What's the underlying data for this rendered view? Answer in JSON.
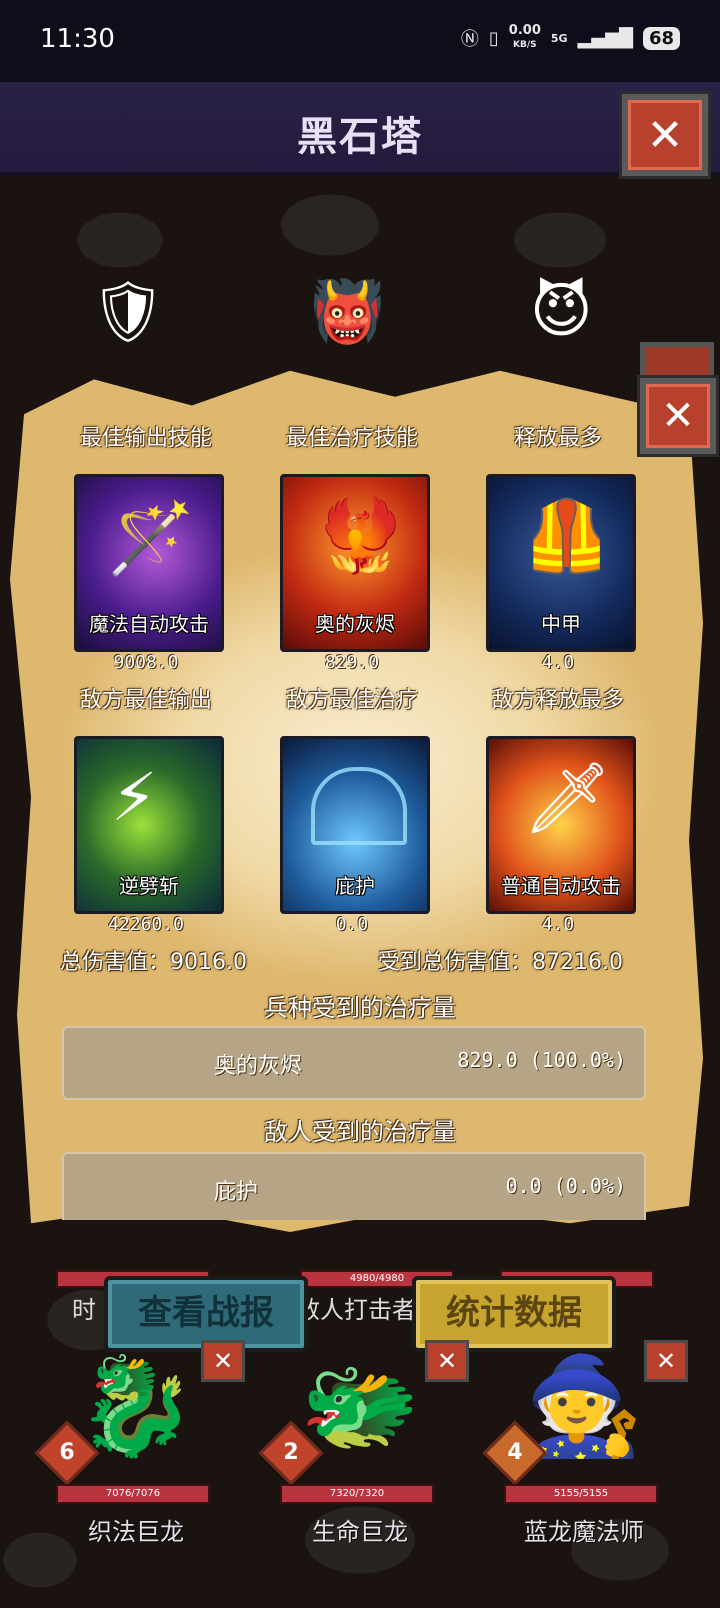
{
  "status_bar": {
    "time": "11:30",
    "net_rate_value": "0.00",
    "net_rate_unit": "KB/S",
    "signal": "5G",
    "battery": "68"
  },
  "header": {
    "title": "黑石塔"
  },
  "stats": {
    "columns": [
      "最佳输出技能",
      "最佳治疗技能",
      "释放最多"
    ],
    "top_skills": [
      {
        "name": "魔法自动攻击",
        "value": "9008.0"
      },
      {
        "name": "奥的灰烬",
        "value": "829.0"
      },
      {
        "name": "中甲",
        "value": "4.0"
      }
    ],
    "enemy_columns": [
      "敌方最佳输出",
      "敌方最佳治疗",
      "敌方释放最多"
    ],
    "enemy_skills": [
      {
        "name": "逆劈斩",
        "value": "42260.0"
      },
      {
        "name": "庇护",
        "value": "0.0"
      },
      {
        "name": "普通自动攻击",
        "value": "4.0"
      }
    ],
    "total_damage": "总伤害值：9016.0",
    "total_damage_taken": "受到总伤害值：87216.0",
    "ally_heal_title": "兵种受到的治疗量",
    "ally_heal_rows": [
      {
        "name": "奥的灰烬",
        "value": "829.0 (100.0%)"
      }
    ],
    "enemy_heal_title": "敌人受到的治疗量",
    "enemy_heal_rows": [
      {
        "name": "庇护",
        "value": "0.0 (0.0%)"
      }
    ]
  },
  "buttons": {
    "report": "查看战报",
    "stats": "统计数据"
  },
  "behind": {
    "left_text": "时",
    "mid_hp": "4980/4980",
    "mid_text": "敌人打击者"
  },
  "units": [
    {
      "level": "6",
      "hp": "7076/7076",
      "name": "织法巨龙"
    },
    {
      "level": "2",
      "hp": "7320/7320",
      "name": "生命巨龙"
    },
    {
      "level": "4",
      "hp": "5155/5155",
      "name": "蓝龙魔法师"
    }
  ],
  "colors": {
    "parchment": "#f0d9a6",
    "title_bar": "#2a2147",
    "close_button": "#b8412e",
    "report_button": "#2f6a78",
    "stats_button": "#c7a42e"
  }
}
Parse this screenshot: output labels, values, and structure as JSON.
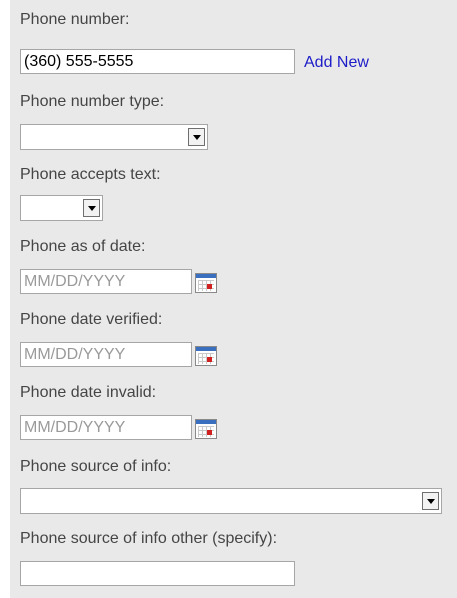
{
  "form": {
    "phone_number": {
      "label": "Phone number:",
      "value": "(360) 555-5555",
      "add_new": "Add New"
    },
    "phone_number_type": {
      "label": "Phone number type:",
      "value": ""
    },
    "phone_accepts_text": {
      "label": "Phone accepts text:",
      "value": ""
    },
    "phone_as_of_date": {
      "label": "Phone as of date:",
      "placeholder": "MM/DD/YYYY"
    },
    "phone_date_verified": {
      "label": "Phone date verified:",
      "placeholder": "MM/DD/YYYY"
    },
    "phone_date_invalid": {
      "label": "Phone date invalid:",
      "placeholder": "MM/DD/YYYY"
    },
    "phone_source_of_info": {
      "label": "Phone source of info:",
      "value": ""
    },
    "phone_source_other": {
      "label": "Phone source of info other (specify):",
      "value": ""
    }
  },
  "icons": {
    "dropdown": "chevron-down-icon",
    "calendar": "calendar-icon"
  }
}
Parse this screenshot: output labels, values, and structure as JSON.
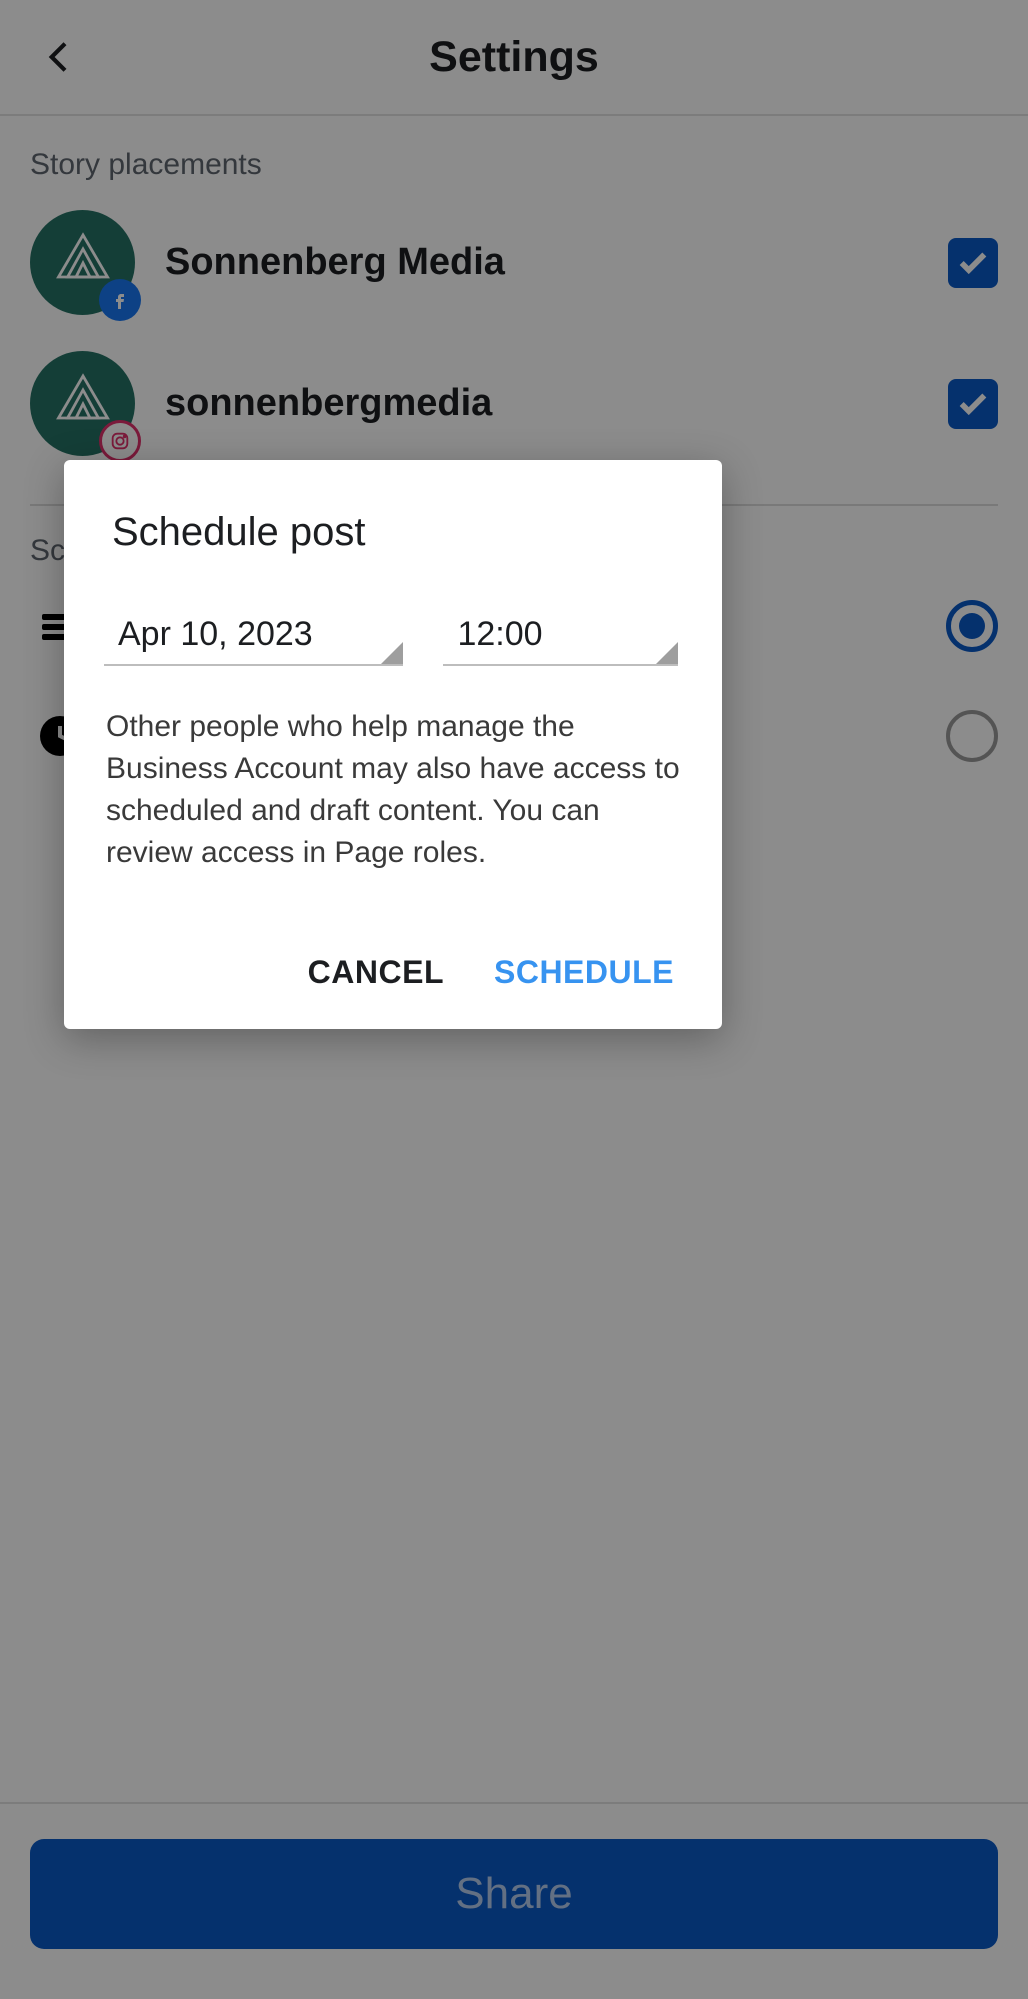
{
  "header": {
    "title": "Settings"
  },
  "section_story_placements": "Story placements",
  "placements": [
    {
      "name": "Sonnenberg Media",
      "platform": "facebook",
      "checked": true
    },
    {
      "name": "sonnenbergmedia",
      "platform": "instagram",
      "checked": true
    }
  ],
  "schedule_section_label_partial": "Sc",
  "footer": {
    "share_label": "Share"
  },
  "dialog": {
    "title": "Schedule post",
    "date": "Apr 10, 2023",
    "time": "12:00",
    "body": "Other people who help manage the  Business Account may also have access to scheduled and draft content. You can review access in Page roles.",
    "cancel_label": "CANCEL",
    "schedule_label": "SCHEDULE"
  },
  "colors": {
    "primary": "#0a59c7",
    "accent_link": "#3793f0",
    "avatar_bg": "#267265"
  }
}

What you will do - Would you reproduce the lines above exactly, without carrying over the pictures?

Output for this exercise -
What's the underlying data for this rendered view? Answer in JSON.
{
  "status_bar": {
    "time": "11:30",
    "net_rate_value": "0.00",
    "net_rate_unit": "KB/S",
    "signal": "5G",
    "battery": "68"
  },
  "header": {
    "title": "黑石塔"
  },
  "stats": {
    "columns": [
      "最佳输出技能",
      "最佳治疗技能",
      "释放最多"
    ],
    "top_skills": [
      {
        "name": "魔法自动攻击",
        "value": "9008.0"
      },
      {
        "name": "奥的灰烬",
        "value": "829.0"
      },
      {
        "name": "中甲",
        "value": "4.0"
      }
    ],
    "enemy_columns": [
      "敌方最佳输出",
      "敌方最佳治疗",
      "敌方释放最多"
    ],
    "enemy_skills": [
      {
        "name": "逆劈斩",
        "value": "42260.0"
      },
      {
        "name": "庇护",
        "value": "0.0"
      },
      {
        "name": "普通自动攻击",
        "value": "4.0"
      }
    ],
    "total_damage": "总伤害值：9016.0",
    "total_damage_taken": "受到总伤害值：87216.0",
    "ally_heal_title": "兵种受到的治疗量",
    "ally_heal_rows": [
      {
        "name": "奥的灰烬",
        "value": "829.0 (100.0%)"
      }
    ],
    "enemy_heal_title": "敌人受到的治疗量",
    "enemy_heal_rows": [
      {
        "name": "庇护",
        "value": "0.0 (0.0%)"
      }
    ]
  },
  "buttons": {
    "report": "查看战报",
    "stats": "统计数据"
  },
  "behind": {
    "left_text": "时",
    "mid_hp": "4980/4980",
    "mid_text": "敌人打击者"
  },
  "units": [
    {
      "level": "6",
      "hp": "7076/7076",
      "name": "织法巨龙"
    },
    {
      "level": "2",
      "hp": "7320/7320",
      "name": "生命巨龙"
    },
    {
      "level": "4",
      "hp": "5155/5155",
      "name": "蓝龙魔法师"
    }
  ],
  "colors": {
    "parchment": "#f0d9a6",
    "title_bar": "#2a2147",
    "close_button": "#b8412e",
    "report_button": "#2f6a78",
    "stats_button": "#c7a42e"
  }
}
Parse this screenshot: output labels, values, and structure as JSON.
{
  "form": {
    "phone_number": {
      "label": "Phone number:",
      "value": "(360) 555-5555",
      "add_new": "Add New"
    },
    "phone_number_type": {
      "label": "Phone number type:",
      "value": ""
    },
    "phone_accepts_text": {
      "label": "Phone accepts text:",
      "value": ""
    },
    "phone_as_of_date": {
      "label": "Phone as of date:",
      "placeholder": "MM/DD/YYYY"
    },
    "phone_date_verified": {
      "label": "Phone date verified:",
      "placeholder": "MM/DD/YYYY"
    },
    "phone_date_invalid": {
      "label": "Phone date invalid:",
      "placeholder": "MM/DD/YYYY"
    },
    "phone_source_of_info": {
      "label": "Phone source of info:",
      "value": ""
    },
    "phone_source_other": {
      "label": "Phone source of info other (specify):",
      "value": ""
    }
  },
  "icons": {
    "dropdown": "chevron-down-icon",
    "calendar": "calendar-icon"
  }
}
Parse this screenshot: output labels, values, and structure as JSON.
{
  "header": {
    "title": "Settings"
  },
  "section_story_placements": "Story placements",
  "placements": [
    {
      "name": "Sonnenberg Media",
      "platform": "facebook",
      "checked": true
    },
    {
      "name": "sonnenbergmedia",
      "platform": "instagram",
      "checked": true
    }
  ],
  "schedule_section_label_partial": "Sc",
  "footer": {
    "share_label": "Share"
  },
  "dialog": {
    "title": "Schedule post",
    "date": "Apr 10, 2023",
    "time": "12:00",
    "body": "Other people who help manage the  Business Account may also have access to scheduled and draft content. You can review access in Page roles.",
    "cancel_label": "CANCEL",
    "schedule_label": "SCHEDULE"
  },
  "colors": {
    "primary": "#0a59c7",
    "accent_link": "#3793f0",
    "avatar_bg": "#267265"
  }
}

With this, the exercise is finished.